WHAT THE TASK REQUIRES: When you reproduce the data, keep every word exactly as it stands and leave the pictures out.

───── EXERCISE MATERIALS

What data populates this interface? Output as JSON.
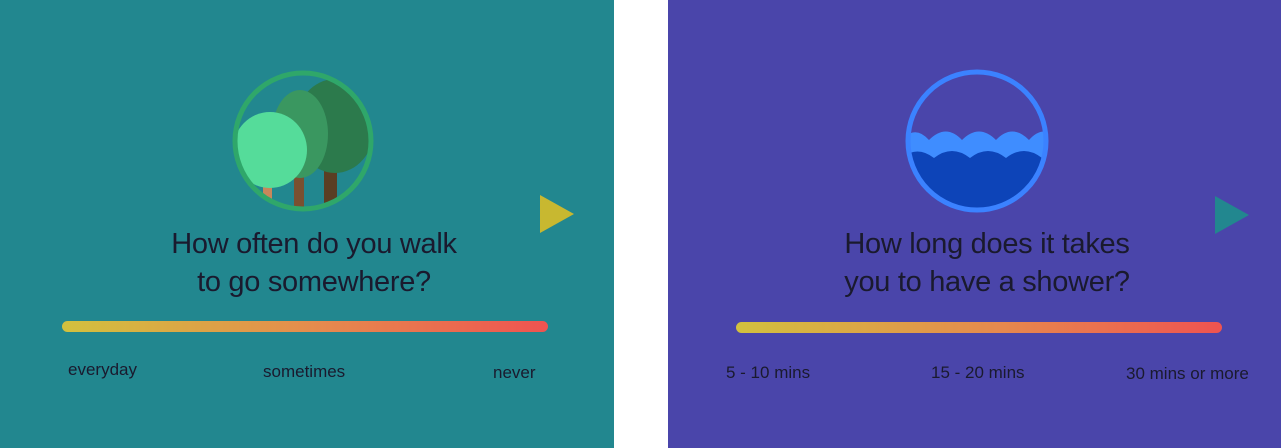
{
  "colors": {
    "card1_bg": "#22878f",
    "card2_bg": "#4a45aa",
    "text": "#1a1a2e",
    "slider_start": "#d2c13e",
    "slider_end": "#ef5350",
    "next_arrow_1": "#c8b830",
    "next_arrow_2": "#22878f"
  },
  "cards": [
    {
      "icon": "trees-icon",
      "question_line1": "How often do you walk",
      "question_line2": "to go somewhere?",
      "options": [
        "everyday",
        "sometimes",
        "never"
      ],
      "next_icon": "play-arrow-icon"
    },
    {
      "icon": "water-waves-icon",
      "question_line1": "How long does it takes",
      "question_line2": "you to have a shower?",
      "options": [
        "5 - 10 mins",
        "15 - 20 mins",
        "30 mins or more"
      ],
      "next_icon": "play-arrow-icon"
    }
  ]
}
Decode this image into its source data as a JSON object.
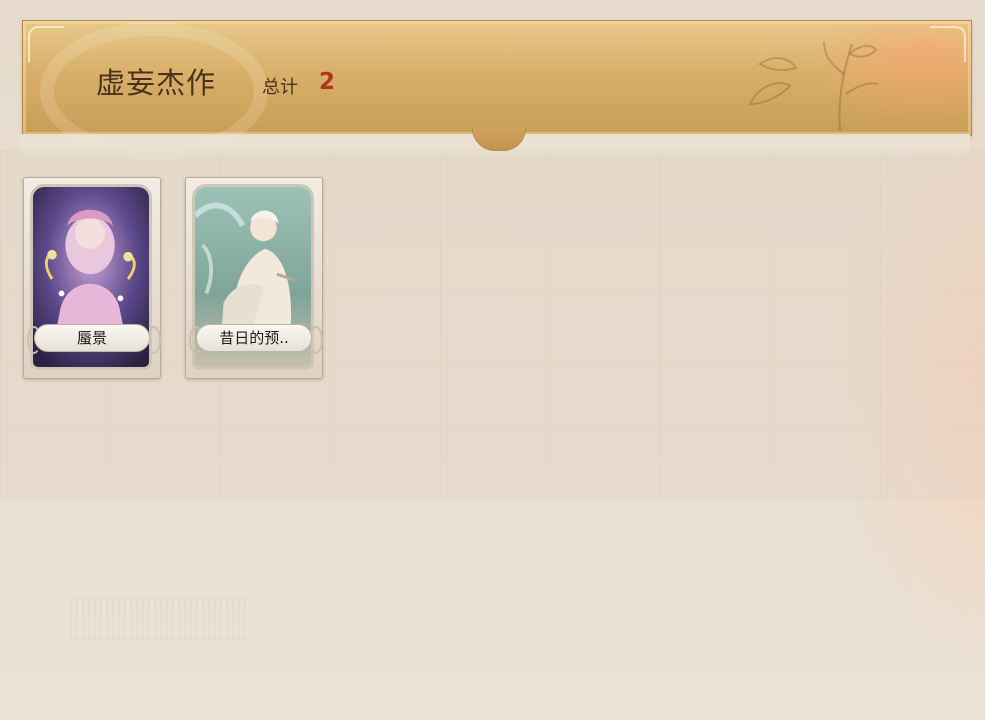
{
  "header": {
    "title": "虚妄杰作",
    "total_label": "总计",
    "total_value": "2"
  },
  "cards": [
    {
      "name": "蜃景",
      "art": "pink-jester-girl"
    },
    {
      "name": "昔日的预..",
      "art": "white-robed-seer"
    }
  ],
  "colors": {
    "banner_gold": "#d8b06a",
    "title_brown": "#4a321c",
    "total_red": "#b0341e",
    "parchment": "#e9dfd2"
  }
}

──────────

EXPECTED ANSWER:
What data populates this interface? Output as JSON.
{
  "colors": {
    "card1_bg": "#22878f",
    "card2_bg": "#4a45aa",
    "text": "#1a1a2e",
    "slider_start": "#d2c13e",
    "slider_end": "#ef5350",
    "next_arrow_1": "#c8b830",
    "next_arrow_2": "#22878f"
  },
  "cards": [
    {
      "icon": "trees-icon",
      "question_line1": "How often do you walk",
      "question_line2": "to go somewhere?",
      "options": [
        "everyday",
        "sometimes",
        "never"
      ],
      "next_icon": "play-arrow-icon"
    },
    {
      "icon": "water-waves-icon",
      "question_line1": "How long does it takes",
      "question_line2": "you to have a shower?",
      "options": [
        "5 - 10 mins",
        "15 - 20 mins",
        "30 mins or more"
      ],
      "next_icon": "play-arrow-icon"
    }
  ]
}
Decode this image into its source data as a JSON object.
{
  "header": {
    "title": "虚妄杰作",
    "total_label": "总计",
    "total_value": "2"
  },
  "cards": [
    {
      "name": "蜃景",
      "art": "pink-jester-girl"
    },
    {
      "name": "昔日的预..",
      "art": "white-robed-seer"
    }
  ],
  "colors": {
    "banner_gold": "#d8b06a",
    "title_brown": "#4a321c",
    "total_red": "#b0341e",
    "parchment": "#e9dfd2"
  }
}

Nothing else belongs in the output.